Are cell phones really bad for your health? People are so tethered to their phones they often can’t take their eyes off of them and are bumping into walls or even stepping out into traffic. But even worse from an attention standpoint is texting and driving, which has caused many new laws to be passed. While these are potentially hazardous to your health and the health of others this just the tip of the iceberg.
You may have never heard of “Text Neck” or “Blackberry Thumb” but what about hyperkyphosis or an upper cross syndrome. They are becoming more and more prevalent in today’s society and may be shortening your life.
When you’re using your phone your head goes forward and stays in that position for an extended period of time. Biomechanically this causes your shoulders to roll forward and your mid back to round (hyperkyphosis) creating an upper cross syndrome.
This posture affects the space available for your heart and lungs reducing making them work harder. Which causes you to take shallower breaths limiting the oxygen you breath in changing the chemistry in your body.
“Text Neck” is a recognized 21st century syndrome and is caused by increased stress and muscle spasms in the neck and shoulders. Excessive texting has also been associated with: insomnia, burn out, tendonitis of the thumb, and increased stress.[iii]
Posture has been a long overlooked in our society, and research continues to pour out telling us how important it is. I’m not telling you to throw your phone away, just be “smart” with it. Don’t spend hours a day on your phone. Sit up straight, take a break after five minutes of texting, hold you phone up instead of texting in your lap, and don’t text in bed, and of course visit your favorite Fort Collins Chiropractor!

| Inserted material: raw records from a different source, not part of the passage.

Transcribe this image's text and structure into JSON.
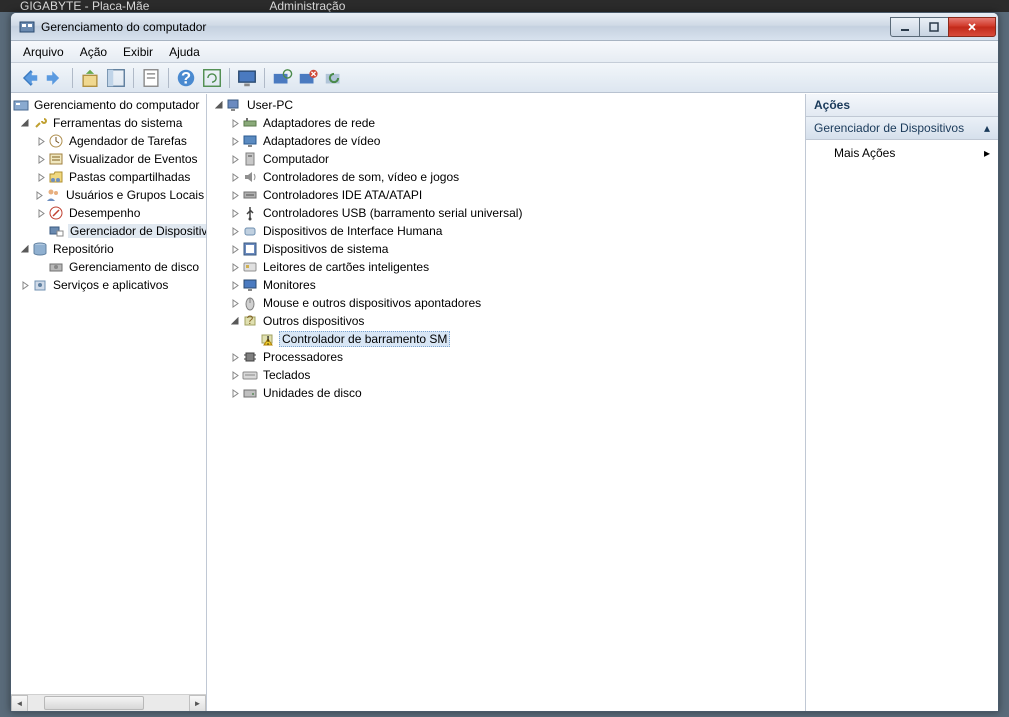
{
  "browser_tabs": [
    "GIGABYTE - Placa-Mãe",
    "Administração"
  ],
  "window": {
    "title": "Gerenciamento do computador"
  },
  "menubar": [
    "Arquivo",
    "Ação",
    "Exibir",
    "Ajuda"
  ],
  "left_tree": {
    "root": "Gerenciamento do computador",
    "tools": {
      "label": "Ferramentas do sistema",
      "items": [
        "Agendador de Tarefas",
        "Visualizador de Eventos",
        "Pastas compartilhadas",
        "Usuários e Grupos Locais",
        "Desempenho",
        "Gerenciador de Dispositivos"
      ]
    },
    "storage": {
      "label": "Repositório",
      "items": [
        "Gerenciamento de disco"
      ]
    },
    "services": "Serviços e aplicativos"
  },
  "device_tree": {
    "root": "User-PC",
    "categories": [
      {
        "label": "Adaptadores de rede",
        "expanded": false
      },
      {
        "label": "Adaptadores de vídeo",
        "expanded": false
      },
      {
        "label": "Computador",
        "expanded": false
      },
      {
        "label": "Controladores de som, vídeo e jogos",
        "expanded": false
      },
      {
        "label": "Controladores IDE ATA/ATAPI",
        "expanded": false
      },
      {
        "label": "Controladores USB (barramento serial universal)",
        "expanded": false
      },
      {
        "label": "Dispositivos de Interface Humana",
        "expanded": false
      },
      {
        "label": "Dispositivos de sistema",
        "expanded": false
      },
      {
        "label": "Leitores de cartões inteligentes",
        "expanded": false
      },
      {
        "label": "Monitores",
        "expanded": false
      },
      {
        "label": "Mouse e outros dispositivos apontadores",
        "expanded": false
      },
      {
        "label": "Outros dispositivos",
        "expanded": true,
        "children": [
          {
            "label": "Controlador de barramento SM",
            "selected": true,
            "warning": true
          }
        ]
      },
      {
        "label": "Processadores",
        "expanded": false
      },
      {
        "label": "Teclados",
        "expanded": false
      },
      {
        "label": "Unidades de disco",
        "expanded": false
      }
    ]
  },
  "actions": {
    "header": "Ações",
    "section": "Gerenciador de Dispositivos",
    "more": "Mais Ações"
  }
}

[i] Kado, Huang, Barrett-Conner, et al. Posture Predicts Mortality indepentant of Vertebral Osteoporosis in Older Women. J Am Geriatric Society. 2004 52(10):1662-7.

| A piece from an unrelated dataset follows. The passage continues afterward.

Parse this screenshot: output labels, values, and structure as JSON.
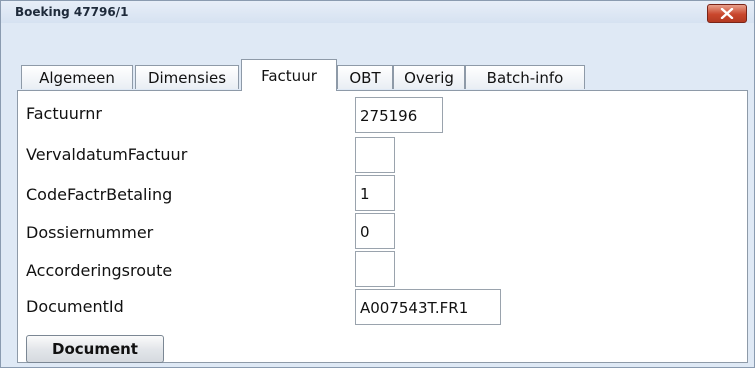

[ii] Adams K, Schatzkin A, Harris T, et al. Overweight, Obesity, and Mortality in a Large Prospective Cohort of Persons 50 to 71 Years Old. New England Jounal of Medicine. 2006;355:763-778.
N Engl J Med 2006; 355:763-778August 24, 2006DOI: 10.1056/NEJMoa055643

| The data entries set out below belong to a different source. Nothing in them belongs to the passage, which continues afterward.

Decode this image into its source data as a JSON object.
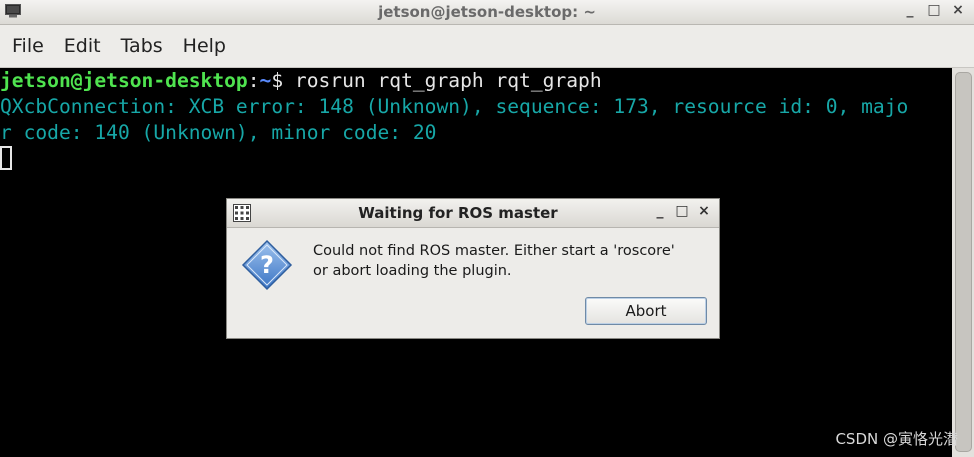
{
  "window": {
    "title": "jetson@jetson-desktop: ~",
    "controls": {
      "minimize": "_",
      "maximize": "□",
      "close": "×"
    }
  },
  "menu": {
    "items": [
      "File",
      "Edit",
      "Tabs",
      "Help"
    ]
  },
  "terminal": {
    "prompt_user": "jetson@jetson-desktop",
    "prompt_colon": ":",
    "prompt_path": "~",
    "prompt_symbol": "$ ",
    "command": "rosrun rqt_graph rqt_graph",
    "error_line1": "QXcbConnection: XCB error: 148 (Unknown), sequence: 173, resource id: 0, majo",
    "error_line2": "r code: 140 (Unknown), minor code: 20"
  },
  "dialog": {
    "title": "Waiting for ROS master",
    "message_line1": "Could not find ROS master. Either start a 'roscore'",
    "message_line2": "or abort loading the plugin.",
    "button_abort": "Abort",
    "controls": {
      "minimize": "_",
      "maximize": "□",
      "close": "×"
    }
  },
  "watermark": "CSDN @寅恪光潜",
  "colors": {
    "prompt_user": "#4fe34f",
    "prompt_path": "#5b8cff",
    "error_text": "#17a7a7",
    "terminal_bg": "#000000"
  }
}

[iii] Murdock, Karla Klein. Texting while stressed: Implications for students’ burnout, sleep and well-being. Psychology of Popular Media Culture. Vol2(4), Oct 2013, 207-221.